[Records excerpted from a collection]
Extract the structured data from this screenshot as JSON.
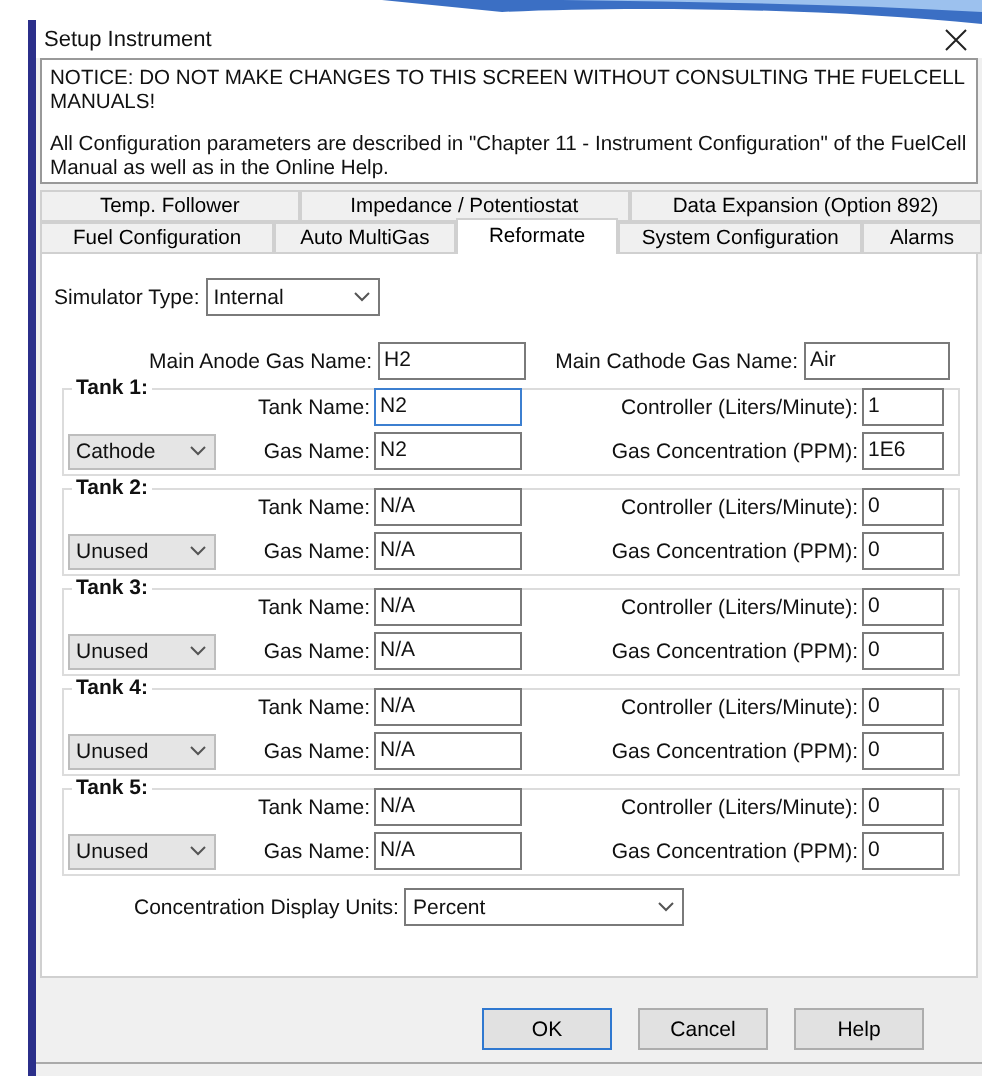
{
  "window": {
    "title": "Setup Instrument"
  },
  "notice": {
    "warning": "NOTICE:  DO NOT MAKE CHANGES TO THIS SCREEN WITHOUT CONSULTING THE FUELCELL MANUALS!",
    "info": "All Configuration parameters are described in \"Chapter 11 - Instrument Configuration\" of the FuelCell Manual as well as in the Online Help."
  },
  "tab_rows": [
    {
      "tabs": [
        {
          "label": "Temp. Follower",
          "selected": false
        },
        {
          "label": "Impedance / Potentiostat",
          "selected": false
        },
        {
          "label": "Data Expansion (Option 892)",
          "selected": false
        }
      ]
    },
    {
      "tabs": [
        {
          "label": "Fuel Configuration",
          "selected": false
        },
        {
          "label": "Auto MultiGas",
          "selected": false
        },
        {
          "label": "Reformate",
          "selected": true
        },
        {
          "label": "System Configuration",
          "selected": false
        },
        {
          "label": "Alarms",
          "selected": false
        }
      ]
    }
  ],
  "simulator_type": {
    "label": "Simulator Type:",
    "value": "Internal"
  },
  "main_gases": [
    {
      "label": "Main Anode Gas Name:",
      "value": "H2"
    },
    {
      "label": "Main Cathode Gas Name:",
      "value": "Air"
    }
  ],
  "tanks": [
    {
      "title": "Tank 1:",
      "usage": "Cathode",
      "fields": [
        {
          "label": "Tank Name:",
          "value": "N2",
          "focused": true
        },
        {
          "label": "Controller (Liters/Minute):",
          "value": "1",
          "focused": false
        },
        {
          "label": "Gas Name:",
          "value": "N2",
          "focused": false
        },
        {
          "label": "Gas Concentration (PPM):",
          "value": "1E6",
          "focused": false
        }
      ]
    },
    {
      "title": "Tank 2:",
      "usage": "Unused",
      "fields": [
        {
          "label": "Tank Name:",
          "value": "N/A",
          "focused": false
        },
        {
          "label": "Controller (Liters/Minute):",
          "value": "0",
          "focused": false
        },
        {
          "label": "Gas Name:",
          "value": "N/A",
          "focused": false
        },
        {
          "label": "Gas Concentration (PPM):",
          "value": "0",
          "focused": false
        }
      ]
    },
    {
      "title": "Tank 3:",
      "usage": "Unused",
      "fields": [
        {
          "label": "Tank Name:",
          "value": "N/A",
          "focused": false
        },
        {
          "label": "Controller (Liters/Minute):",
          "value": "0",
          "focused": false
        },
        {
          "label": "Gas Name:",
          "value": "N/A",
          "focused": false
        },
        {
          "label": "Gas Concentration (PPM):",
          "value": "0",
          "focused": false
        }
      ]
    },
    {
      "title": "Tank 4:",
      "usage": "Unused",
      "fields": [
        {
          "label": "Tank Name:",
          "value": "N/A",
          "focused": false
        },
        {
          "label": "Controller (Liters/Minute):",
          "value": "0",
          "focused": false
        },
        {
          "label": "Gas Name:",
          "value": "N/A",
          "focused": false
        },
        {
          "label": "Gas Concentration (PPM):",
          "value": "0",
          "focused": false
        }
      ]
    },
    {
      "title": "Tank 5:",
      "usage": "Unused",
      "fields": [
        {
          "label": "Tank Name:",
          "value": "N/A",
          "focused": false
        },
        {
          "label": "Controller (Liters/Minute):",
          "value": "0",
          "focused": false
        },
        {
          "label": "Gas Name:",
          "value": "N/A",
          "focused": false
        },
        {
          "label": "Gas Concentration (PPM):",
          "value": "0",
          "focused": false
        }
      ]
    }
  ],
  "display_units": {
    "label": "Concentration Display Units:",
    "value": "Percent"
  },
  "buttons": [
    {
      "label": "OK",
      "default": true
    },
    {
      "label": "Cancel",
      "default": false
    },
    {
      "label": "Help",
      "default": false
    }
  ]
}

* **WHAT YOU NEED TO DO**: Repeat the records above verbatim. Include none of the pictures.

* **PROBLEM SOLUTION**:
Extract the structured data from this screenshot as JSON.
{
  "window": {
    "title": "Setup Instrument"
  },
  "notice": {
    "warning": "NOTICE:  DO NOT MAKE CHANGES TO THIS SCREEN WITHOUT CONSULTING THE FUELCELL MANUALS!",
    "info": "All Configuration parameters are described in \"Chapter 11 - Instrument Configuration\" of the FuelCell Manual as well as in the Online Help."
  },
  "tab_rows": [
    {
      "tabs": [
        {
          "label": "Temp. Follower",
          "selected": false
        },
        {
          "label": "Impedance / Potentiostat",
          "selected": false
        },
        {
          "label": "Data Expansion (Option 892)",
          "selected": false
        }
      ]
    },
    {
      "tabs": [
        {
          "label": "Fuel Configuration",
          "selected": false
        },
        {
          "label": "Auto MultiGas",
          "selected": false
        },
        {
          "label": "Reformate",
          "selected": true
        },
        {
          "label": "System Configuration",
          "selected": false
        },
        {
          "label": "Alarms",
          "selected": false
        }
      ]
    }
  ],
  "simulator_type": {
    "label": "Simulator Type:",
    "value": "Internal"
  },
  "main_gases": [
    {
      "label": "Main Anode Gas Name:",
      "value": "H2"
    },
    {
      "label": "Main Cathode Gas Name:",
      "value": "Air"
    }
  ],
  "tanks": [
    {
      "title": "Tank 1:",
      "usage": "Cathode",
      "fields": [
        {
          "label": "Tank Name:",
          "value": "N2",
          "focused": true
        },
        {
          "label": "Controller (Liters/Minute):",
          "value": "1",
          "focused": false
        },
        {
          "label": "Gas Name:",
          "value": "N2",
          "focused": false
        },
        {
          "label": "Gas Concentration (PPM):",
          "value": "1E6",
          "focused": false
        }
      ]
    },
    {
      "title": "Tank 2:",
      "usage": "Unused",
      "fields": [
        {
          "label": "Tank Name:",
          "value": "N/A",
          "focused": false
        },
        {
          "label": "Controller (Liters/Minute):",
          "value": "0",
          "focused": false
        },
        {
          "label": "Gas Name:",
          "value": "N/A",
          "focused": false
        },
        {
          "label": "Gas Concentration (PPM):",
          "value": "0",
          "focused": false
        }
      ]
    },
    {
      "title": "Tank 3:",
      "usage": "Unused",
      "fields": [
        {
          "label": "Tank Name:",
          "value": "N/A",
          "focused": false
        },
        {
          "label": "Controller (Liters/Minute):",
          "value": "0",
          "focused": false
        },
        {
          "label": "Gas Name:",
          "value": "N/A",
          "focused": false
        },
        {
          "label": "Gas Concentration (PPM):",
          "value": "0",
          "focused": false
        }
      ]
    },
    {
      "title": "Tank 4:",
      "usage": "Unused",
      "fields": [
        {
          "label": "Tank Name:",
          "value": "N/A",
          "focused": false
        },
        {
          "label": "Controller (Liters/Minute):",
          "value": "0",
          "focused": false
        },
        {
          "label": "Gas Name:",
          "value": "N/A",
          "focused": false
        },
        {
          "label": "Gas Concentration (PPM):",
          "value": "0",
          "focused": false
        }
      ]
    },
    {
      "title": "Tank 5:",
      "usage": "Unused",
      "fields": [
        {
          "label": "Tank Name:",
          "value": "N/A",
          "focused": false
        },
        {
          "label": "Controller (Liters/Minute):",
          "value": "0",
          "focused": false
        },
        {
          "label": "Gas Name:",
          "value": "N/A",
          "focused": false
        },
        {
          "label": "Gas Concentration (PPM):",
          "value": "0",
          "focused": false
        }
      ]
    }
  ],
  "display_units": {
    "label": "Concentration Display Units:",
    "value": "Percent"
  },
  "buttons": [
    {
      "label": "OK",
      "default": true
    },
    {
      "label": "Cancel",
      "default": false
    },
    {
      "label": "Help",
      "default": false
    }
  ]
}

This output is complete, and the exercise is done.